**WORK TO BE COMPLETED:** Scan the records for "years". Show the matching lines.

━━ PROVIDED INFORMATION

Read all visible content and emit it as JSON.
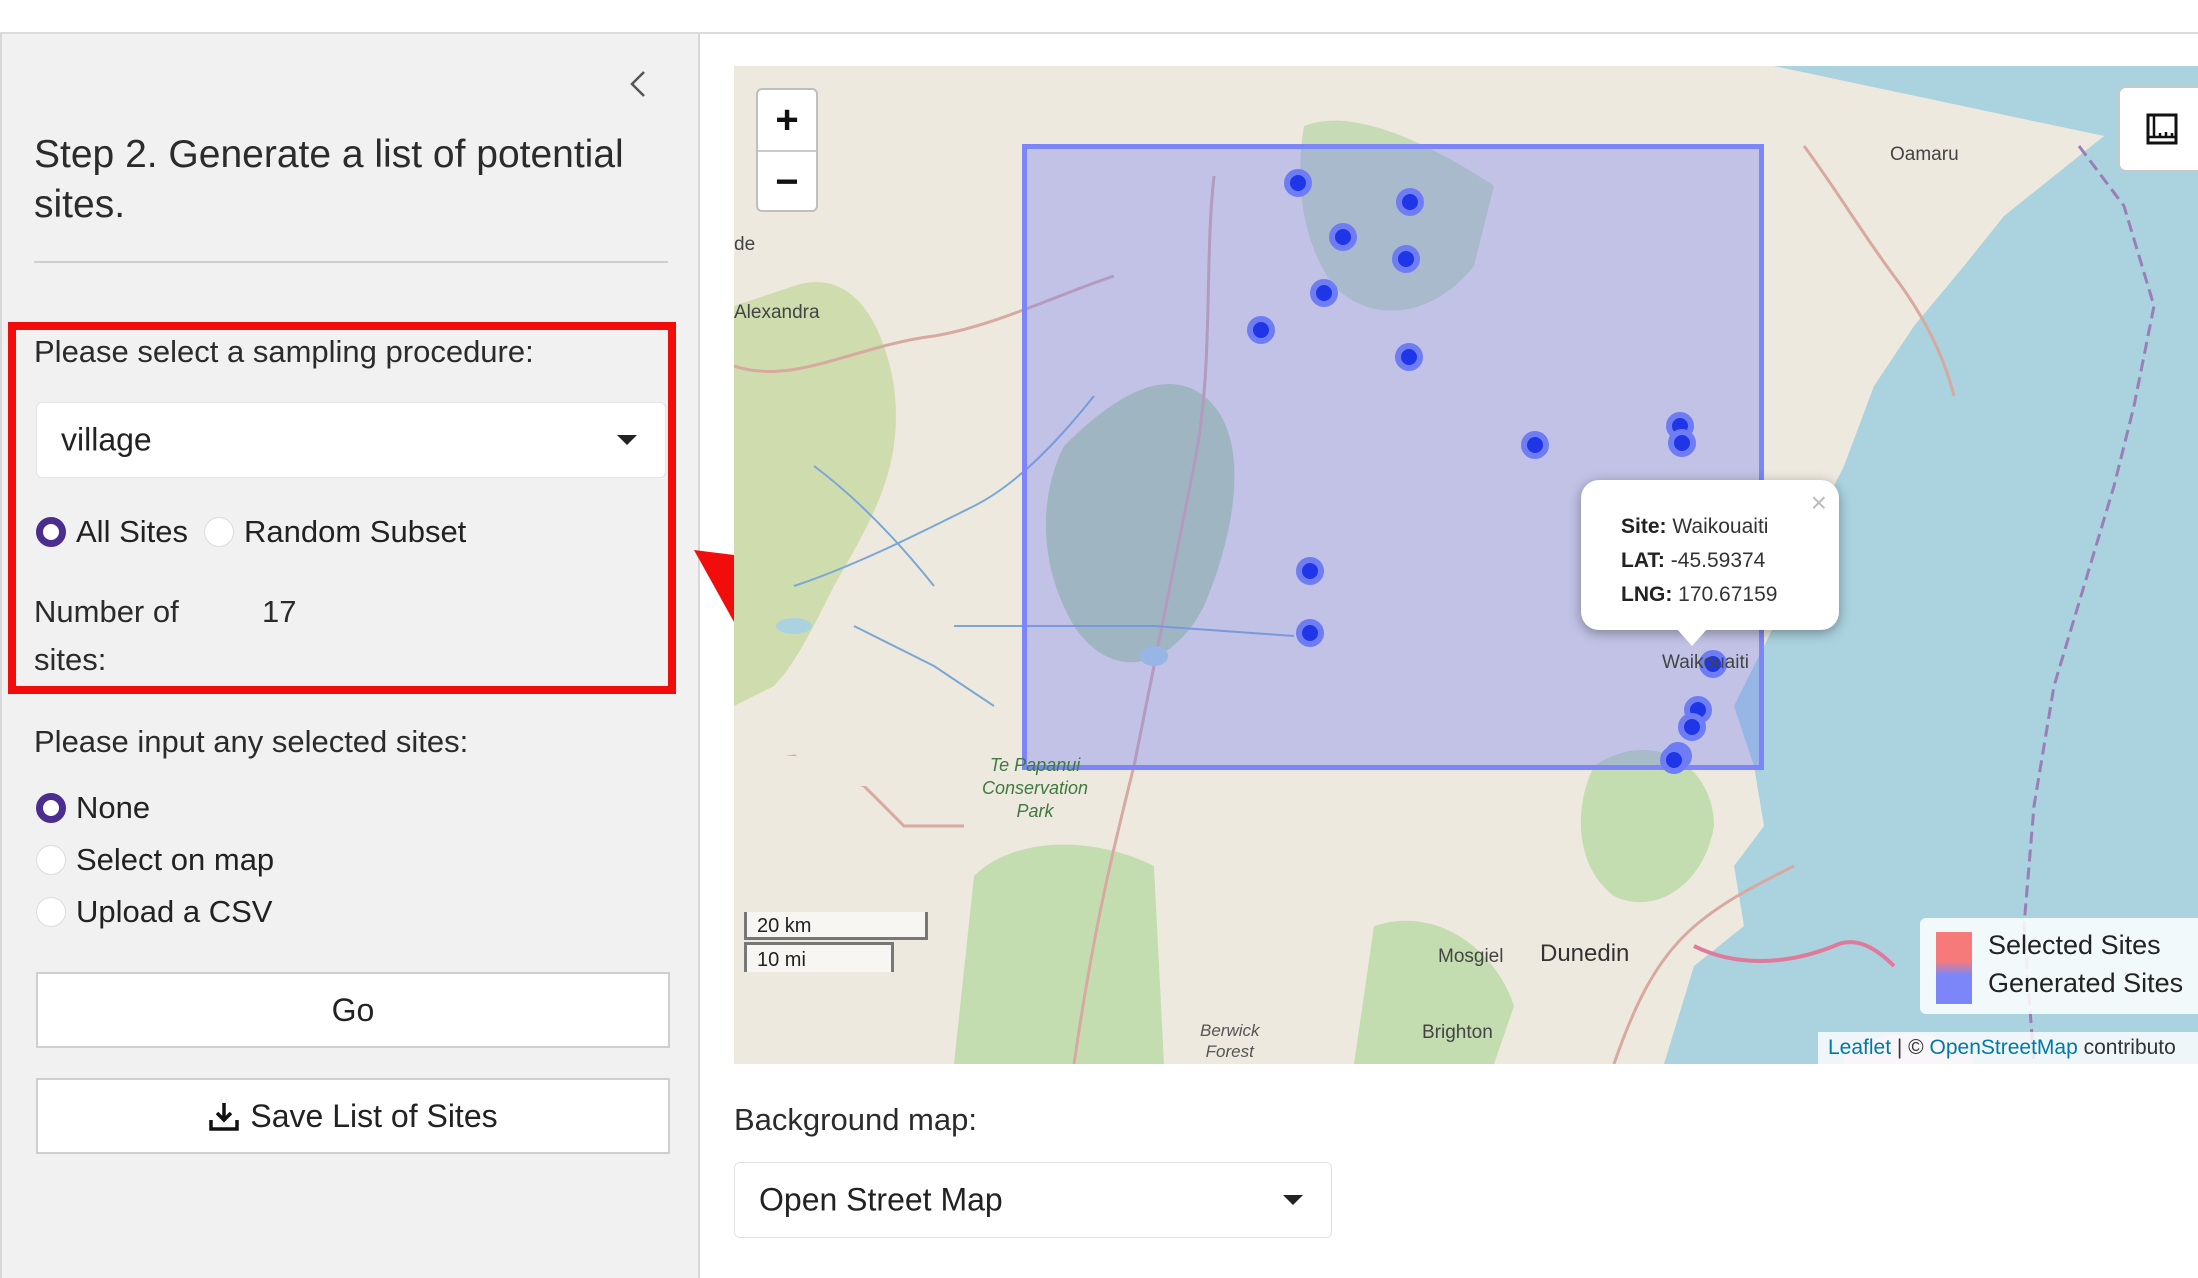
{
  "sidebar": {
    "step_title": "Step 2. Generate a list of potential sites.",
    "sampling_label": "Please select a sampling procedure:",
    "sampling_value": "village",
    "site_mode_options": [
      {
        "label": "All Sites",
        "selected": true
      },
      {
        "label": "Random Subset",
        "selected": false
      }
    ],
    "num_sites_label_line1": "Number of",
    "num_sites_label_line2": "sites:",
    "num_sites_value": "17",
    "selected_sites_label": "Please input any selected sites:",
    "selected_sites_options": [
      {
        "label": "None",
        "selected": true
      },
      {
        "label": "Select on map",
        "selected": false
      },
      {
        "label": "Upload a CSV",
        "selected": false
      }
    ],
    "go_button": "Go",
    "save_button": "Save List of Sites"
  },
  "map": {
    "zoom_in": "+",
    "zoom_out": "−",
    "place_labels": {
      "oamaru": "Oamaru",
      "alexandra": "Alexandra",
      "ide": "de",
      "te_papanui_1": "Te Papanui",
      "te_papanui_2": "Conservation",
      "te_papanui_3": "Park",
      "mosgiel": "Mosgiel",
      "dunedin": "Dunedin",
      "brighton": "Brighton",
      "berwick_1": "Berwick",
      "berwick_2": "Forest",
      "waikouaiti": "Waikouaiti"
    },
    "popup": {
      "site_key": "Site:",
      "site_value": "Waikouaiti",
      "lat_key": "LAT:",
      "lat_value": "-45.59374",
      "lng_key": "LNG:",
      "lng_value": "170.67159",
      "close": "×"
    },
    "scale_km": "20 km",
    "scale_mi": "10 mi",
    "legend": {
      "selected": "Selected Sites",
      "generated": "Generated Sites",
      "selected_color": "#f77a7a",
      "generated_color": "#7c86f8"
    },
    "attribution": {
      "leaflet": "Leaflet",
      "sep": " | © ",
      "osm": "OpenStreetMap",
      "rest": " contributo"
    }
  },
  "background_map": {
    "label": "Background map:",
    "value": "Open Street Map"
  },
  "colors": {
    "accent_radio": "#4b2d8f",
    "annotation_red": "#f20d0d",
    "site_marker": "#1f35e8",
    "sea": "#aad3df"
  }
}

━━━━
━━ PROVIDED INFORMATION

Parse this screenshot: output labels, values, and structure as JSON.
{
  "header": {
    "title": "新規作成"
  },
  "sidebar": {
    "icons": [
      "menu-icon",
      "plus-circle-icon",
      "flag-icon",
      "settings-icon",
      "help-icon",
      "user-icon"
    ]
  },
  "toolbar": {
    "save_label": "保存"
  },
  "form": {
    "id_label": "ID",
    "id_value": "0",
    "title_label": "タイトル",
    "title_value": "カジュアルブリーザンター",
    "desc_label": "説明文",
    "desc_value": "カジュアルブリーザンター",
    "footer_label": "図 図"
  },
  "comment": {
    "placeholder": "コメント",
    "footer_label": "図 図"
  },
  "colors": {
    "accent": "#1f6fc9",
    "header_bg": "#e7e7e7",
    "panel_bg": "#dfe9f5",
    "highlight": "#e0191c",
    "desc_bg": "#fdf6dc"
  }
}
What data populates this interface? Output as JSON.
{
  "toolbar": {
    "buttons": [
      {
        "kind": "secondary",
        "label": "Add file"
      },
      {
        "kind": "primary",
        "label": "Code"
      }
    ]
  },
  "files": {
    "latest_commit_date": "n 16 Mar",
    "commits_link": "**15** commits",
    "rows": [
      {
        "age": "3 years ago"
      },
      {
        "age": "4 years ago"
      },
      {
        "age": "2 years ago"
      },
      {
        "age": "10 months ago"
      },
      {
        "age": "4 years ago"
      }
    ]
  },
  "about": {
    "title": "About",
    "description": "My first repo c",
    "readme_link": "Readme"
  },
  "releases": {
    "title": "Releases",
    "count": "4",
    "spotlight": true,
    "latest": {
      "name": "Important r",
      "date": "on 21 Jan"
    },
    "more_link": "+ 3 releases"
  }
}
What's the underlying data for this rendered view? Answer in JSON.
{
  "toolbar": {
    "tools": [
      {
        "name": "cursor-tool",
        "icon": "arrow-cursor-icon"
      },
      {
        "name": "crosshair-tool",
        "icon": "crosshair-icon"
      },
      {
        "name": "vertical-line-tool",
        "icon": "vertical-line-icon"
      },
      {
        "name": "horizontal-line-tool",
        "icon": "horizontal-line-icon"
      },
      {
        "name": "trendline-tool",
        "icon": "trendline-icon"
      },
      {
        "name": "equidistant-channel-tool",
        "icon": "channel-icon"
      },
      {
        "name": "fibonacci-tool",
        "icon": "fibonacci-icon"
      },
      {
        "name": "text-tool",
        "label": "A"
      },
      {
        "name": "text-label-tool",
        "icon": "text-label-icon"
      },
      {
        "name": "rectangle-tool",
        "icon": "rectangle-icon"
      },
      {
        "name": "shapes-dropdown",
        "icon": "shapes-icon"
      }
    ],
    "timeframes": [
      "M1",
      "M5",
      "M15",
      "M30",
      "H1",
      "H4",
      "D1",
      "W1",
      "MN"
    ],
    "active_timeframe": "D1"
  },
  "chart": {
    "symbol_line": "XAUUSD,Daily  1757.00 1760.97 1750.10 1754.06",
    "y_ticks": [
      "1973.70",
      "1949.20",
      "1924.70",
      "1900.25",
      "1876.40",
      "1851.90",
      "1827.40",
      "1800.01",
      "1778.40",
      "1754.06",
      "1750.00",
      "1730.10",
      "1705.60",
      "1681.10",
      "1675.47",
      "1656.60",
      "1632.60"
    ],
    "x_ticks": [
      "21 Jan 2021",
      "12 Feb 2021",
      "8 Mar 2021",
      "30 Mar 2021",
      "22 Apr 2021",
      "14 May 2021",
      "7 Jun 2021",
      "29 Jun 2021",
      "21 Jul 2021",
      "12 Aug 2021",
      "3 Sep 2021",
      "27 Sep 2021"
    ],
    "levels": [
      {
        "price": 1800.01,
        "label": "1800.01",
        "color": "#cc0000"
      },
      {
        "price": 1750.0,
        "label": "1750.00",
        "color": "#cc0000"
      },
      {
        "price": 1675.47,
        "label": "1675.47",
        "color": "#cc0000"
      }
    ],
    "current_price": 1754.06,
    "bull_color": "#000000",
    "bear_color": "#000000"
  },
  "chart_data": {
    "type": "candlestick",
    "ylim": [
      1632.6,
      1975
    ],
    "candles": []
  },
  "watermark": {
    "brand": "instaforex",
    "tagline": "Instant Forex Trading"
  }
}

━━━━

**RESPONSE:**
        "age": "3 years ago"
        "age": "4 years ago"
        "age": "2 years ago"
        "age": "4 years ago"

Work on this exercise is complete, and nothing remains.